"Consumers are currently saving about 4.5 percent of their after-tax incomes, in line with the average of the past decade. While this is below the more than 6 percent savings rate in the wake of the recession -- as households worked hard to repair their balance sheets -- it remains well above the lows of around 2.5 percent that we experienced during the housing bubble period," said Michael Gregory, Head of U.S. Economics, BMO Capital Markets.
Savings for Medical Costs Need Regular Check-Ups Too
The survey also examined the savings needed to cover medical costs. A majority (87 percent) of parents in Missouri said the cost of healthcare is one of their financial concerns. In addition, the Missouri parents surveyed said they spend an average of $7,870 in medical expenses, with most covered by insurance. The average for out-of-pocket medical expenses for a child in their first year was $1,534. More than a third (35 percent) said they don't know how much they spent.
The survey showed what aspects of healthcare parents and soon-to-be parents in Missouri are most concerned about:
|Healthcare Cost||Parents||Future Parents|
|Regular doctor check-ups||44%||60%|
At the national level the study revealed:
- U.S. parents have an average of $9,737 saved for an emergency
- Future parents have an average of $5,523 set aside
- Average spend on medical costs is $9,676, with $1,297 of that being out-of-pocket
- The most common hidden costs were the need to buy a car or upgrade to a larger vehicle (49 percent), increased utility/energy bills (46 percent) and taking time off work (43 percent).
"As the economy continues to improve this year, particularly on the jobs front, it will help fuel personal income growth. This, along with a steady 4.5 percent savings rate, will result in rainy day savings building up more quickly, but this should not be a call to reduce the savings rate. It would be prudent to keep saving at the same pace, redirecting the flow to help finance future big-ticket outlays, paying down debt or saving for retirement," added Mr. Gregory.
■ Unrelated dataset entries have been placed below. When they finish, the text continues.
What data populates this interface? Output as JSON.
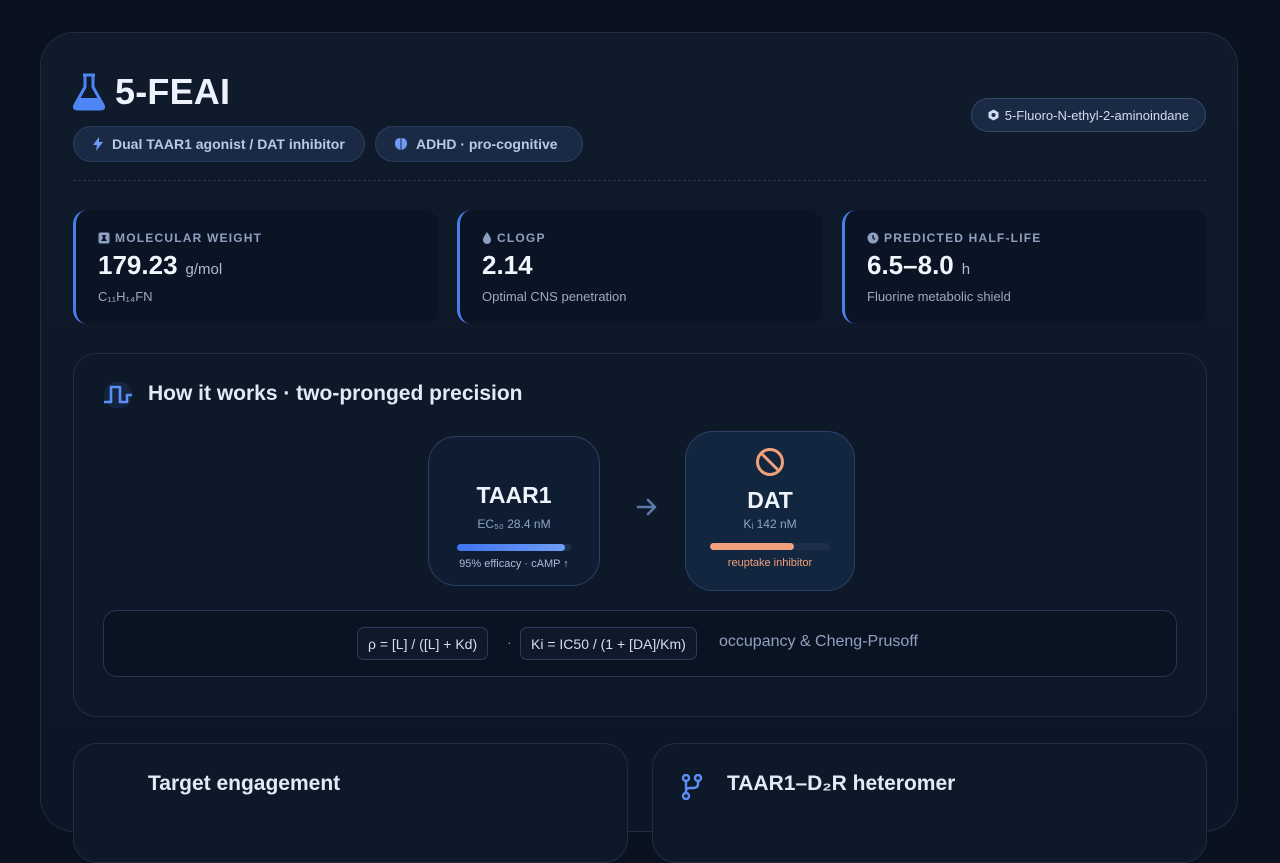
{
  "header": {
    "title": "5-FEAI",
    "pills": [
      {
        "label": "Dual TAAR1 agonist / DAT inhibitor"
      },
      {
        "label": "ADHD · pro-cognitive"
      }
    ],
    "iupac": "5-Fluoro-N-ethyl-2-aminoindane"
  },
  "stats": [
    {
      "label": "MOLECULAR WEIGHT",
      "value": "179.23",
      "unit": "g/mol",
      "sub": "C₁₁H₁₄FN",
      "icon": "flask-badge-icon"
    },
    {
      "label": "CLOGP",
      "value": "2.14",
      "unit": "",
      "sub": "Optimal CNS penetration",
      "icon": "droplet-icon"
    },
    {
      "label": "PREDICTED HALF-LIFE",
      "value": "6.5–8.0",
      "unit": "h",
      "sub": "Fluorine metabolic shield",
      "icon": "clock-icon"
    }
  ],
  "mechanism": {
    "title": "How it works · two-pronged precision",
    "taar1": {
      "name": "TAAR1",
      "meta": "EC₅₀ 28.4 nM",
      "caption": "95% efficacy · cAMP ↑",
      "fill": 0.95
    },
    "dat": {
      "name": "DAT",
      "meta": "Kᵢ 142 nM",
      "caption": "reuptake inhibitor",
      "fill": 0.7
    },
    "formula1": "ρ = [L] / ([L] + Kd)",
    "dot": "·",
    "formula2": "Ki = IC50 / (1 + [DA]/Km)",
    "note": "occupancy & Cheng-Prusoff"
  },
  "cards": {
    "left_title": "Target engagement",
    "right_title": "TAAR1–D₂R heteromer"
  },
  "colors": {
    "accent": "#4a7ee8",
    "dat_orange": "#f0a07a",
    "taar_blue": "#4f86f5"
  }
}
For more information about planning for the next Life Stage, visit bmoharris.com/yourfinanciallife
Survey results cited in this release are from a Pollara survey commissioned by BMO Harris Bank with an online sample of 1,500 Americans (including 150 in Missouri) conducted between November 22nd and 29th, 2013. This includes 993 interviews with parents of children under 10 and 507 interviews with Americans who expect to have their first child in the next 5 years. The margin of error for a probability sample of this size is ± 2.5 percent, 19 times out of 20.
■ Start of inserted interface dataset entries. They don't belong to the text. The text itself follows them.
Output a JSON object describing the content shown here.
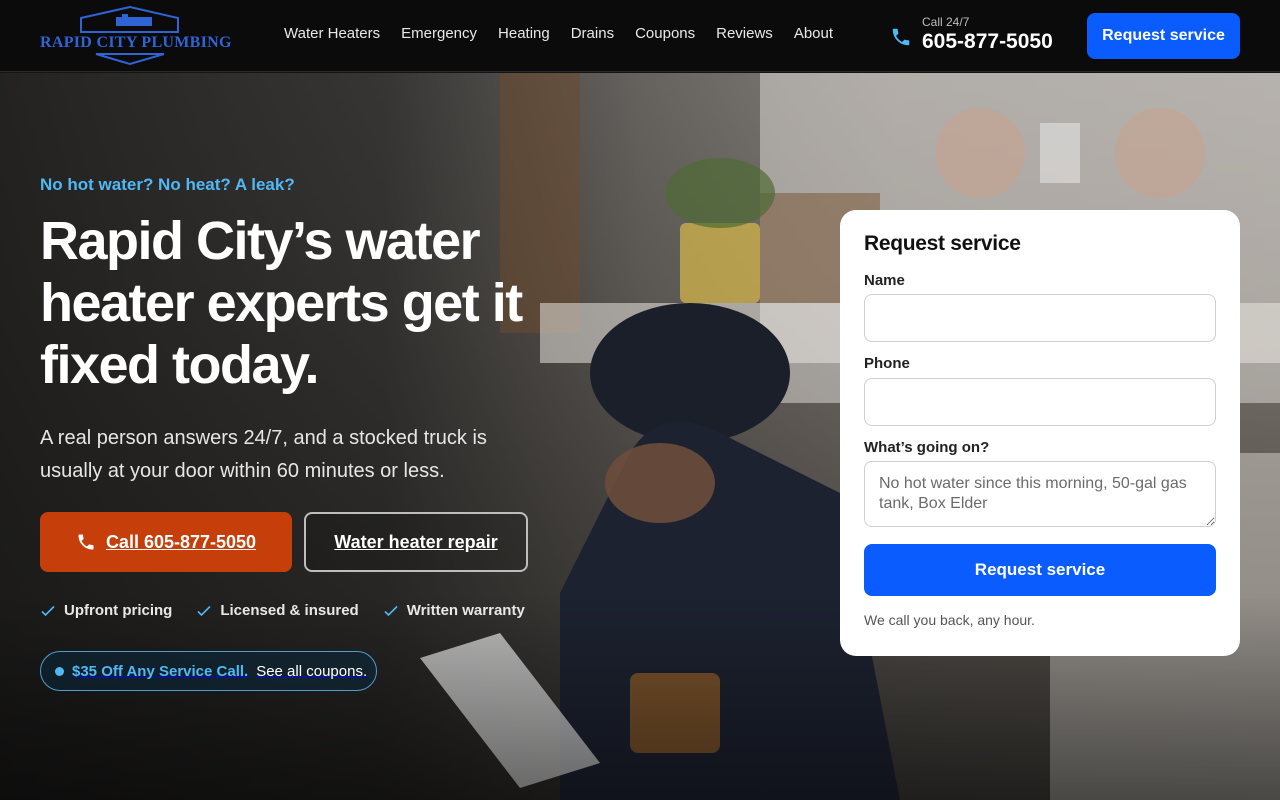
{
  "header": {
    "logo_text": "RAPID CITY PLUMBING",
    "nav": [
      "Water Heaters",
      "Emergency",
      "Heating",
      "Drains",
      "Coupons",
      "Reviews",
      "About"
    ],
    "call_label": "Call 24/7",
    "phone": "605-877-5050",
    "cta_label": "Request service"
  },
  "hero": {
    "kicker": "No hot water? No heat? A leak?",
    "headline": "Rapid City’s water heater experts get it fixed today.",
    "subhead": "A real person answers 24/7, and a stocked truck is usually at your door within 60 minutes or less.",
    "call_button": "Call 605-877-5050",
    "secondary_button": "Water heater repair",
    "checks": [
      "Upfront pricing",
      "Licensed & insured",
      "Written warranty"
    ],
    "coupon_highlight": "$35 Off Any Service Call.",
    "coupon_link": "See all coupons."
  },
  "form": {
    "title": "Request service",
    "name_label": "Name",
    "name_value": "",
    "phone_label": "Phone",
    "phone_value": "",
    "issue_label": "What’s going on?",
    "issue_placeholder": "No hot water since this morning, 50-gal gas tank, Box Elder",
    "submit_label": "Request service",
    "note": "We call you back, any hour."
  },
  "colors": {
    "brand_blue": "#0b5cff",
    "call_orange": "#c63f0a",
    "accent_cyan": "#4fb8f5"
  }
}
About BMO Harris Bank
BMO Harris Bank provides a broad range of personal banking products and solutions through more than 600 branches and approximately 1,300 ATMs in Illinois, Wisconsin, Indiana, Kansas, Missouri, Minnesota, Arizona and Florida. BMO Harris Bank's commercial banking team provides a combination of sector expertise, local knowledge and mid-market focus throughout the U.S. For more information about BMO Harris Bank, go to the company fact sheet. Banking products and services are provided by BMO Harris Bank N.A. and are subject to bank or credit approval. BMO Harris Bank® is a trade name used by BMO Harris Bank N.A. Member FDIC. BMO Harris Bank is part of BMO Financial Group, a North American financial organization with approximately 1,600 branches, and CDN $593 billion in assets (as of January 31, 2014).